A former Hawaii union executive and two of his family members are facing federal corruption charges.
Prosecutors yesterday charged 55-year-old Brian Ahakuelo, ex-business manager of the IBEW Local 1260, with conspiracy, wire fraud, money laundering and embezzlement.
His wife, Marilyn Ahakuelo, 55, and sister-in-law Jennifer Estencion, 52, were charged on similar counts.
According to authorities, between 2011 and 2016, the Ahakuelos conspired to divert funds and property from the electrical workers union for their own personal use.
The indictment also charges Brian Ahakuelo hired family members at inflated salaries. Prosecutors further say he authorized the purchase of a Toyota Tacoma and used union funds for personal travel and dining.
U.S. Attorney Kenji Price also says Ahakuelo rigged a union election when funds ran low.
“Then after running Local 1260’s $700,000 budget surplus down to a $700,000 deficit, defendant Brian Ahakuelo proposed a resolution to raise union dues by around 100%," Price said. "When he didn’t have the votes to get the resolution passed, he and his two co-defendants rigged a union vote to change the results. In particular, they falsified minutes and sign-in sheets from a membership meeting, and prepared fake ballots indicating members voted in favor of the resolution when they actually did not.”
Four other individuals are facing misdemeanor conspiracy charges.
If convicted on all charges against them, the Ahakuelos face decades in prison time.
HPR reached out to Brian Ahakuelo’s attorney, but did not receive an immediate reply.
IBEW issued a statement Saturday saying it welcomed the announcement of an indictment in the case.
"In 2016, upon discovering irregularities in both local union spending and in the procedures surrounding a controversial dues increase, IBEW International President Lonnie R. Stephenson placed Local 1260 under trusteeship and moved to return roughly $3.75 million to Local 1260’s members," the union stated in a news release.
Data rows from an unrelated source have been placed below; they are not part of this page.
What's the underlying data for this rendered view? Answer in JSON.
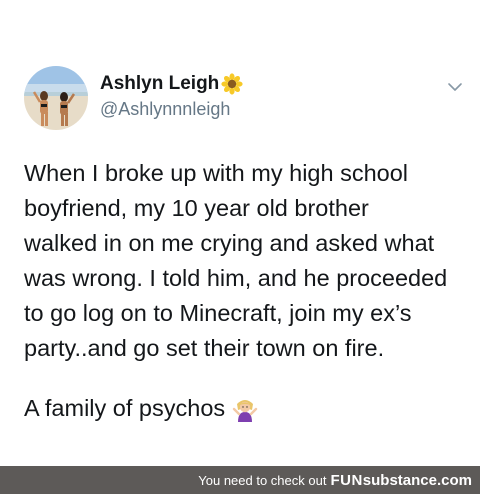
{
  "tweet": {
    "author": {
      "display_name": "Ashlyn Leigh",
      "handle": "@Ashlynnnleigh",
      "name_emoji_icon": "sunflower-icon"
    },
    "menu_icon": "chevron-down-icon",
    "text_lines": [
      "When I broke up with my high school",
      "boyfriend, my 10 year old brother",
      "walked in on me crying and asked what",
      "was wrong. I told him, and he proceeded",
      "to go log on to Minecraft, join my ex’s",
      "party..and go set their town on fire."
    ],
    "footer_text": "A family of psychos",
    "footer_emoji_icon": "person-shrugging-icon"
  },
  "watermark": {
    "text": "You need to check out",
    "logo_fun": "FUN",
    "logo_rest": "substance.com"
  },
  "colors": {
    "text": "#14171a",
    "handle": "#657786",
    "watermark_bg": "#5d5a58"
  }
}
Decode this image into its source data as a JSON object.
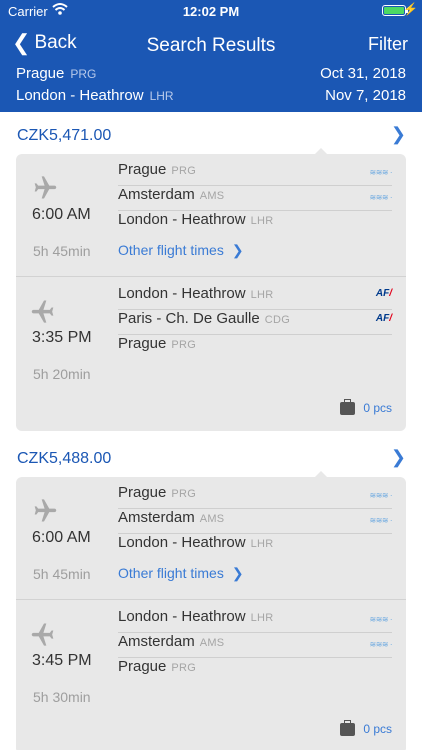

IBEW alerted authorities to potentially criminal behavior by Local 1260 leaders, the union said, and launched an investigation of its own that ended with expulsion of those indicted. Local 1260 is now on "firm financial footing with duly elected officers," IBEW stated.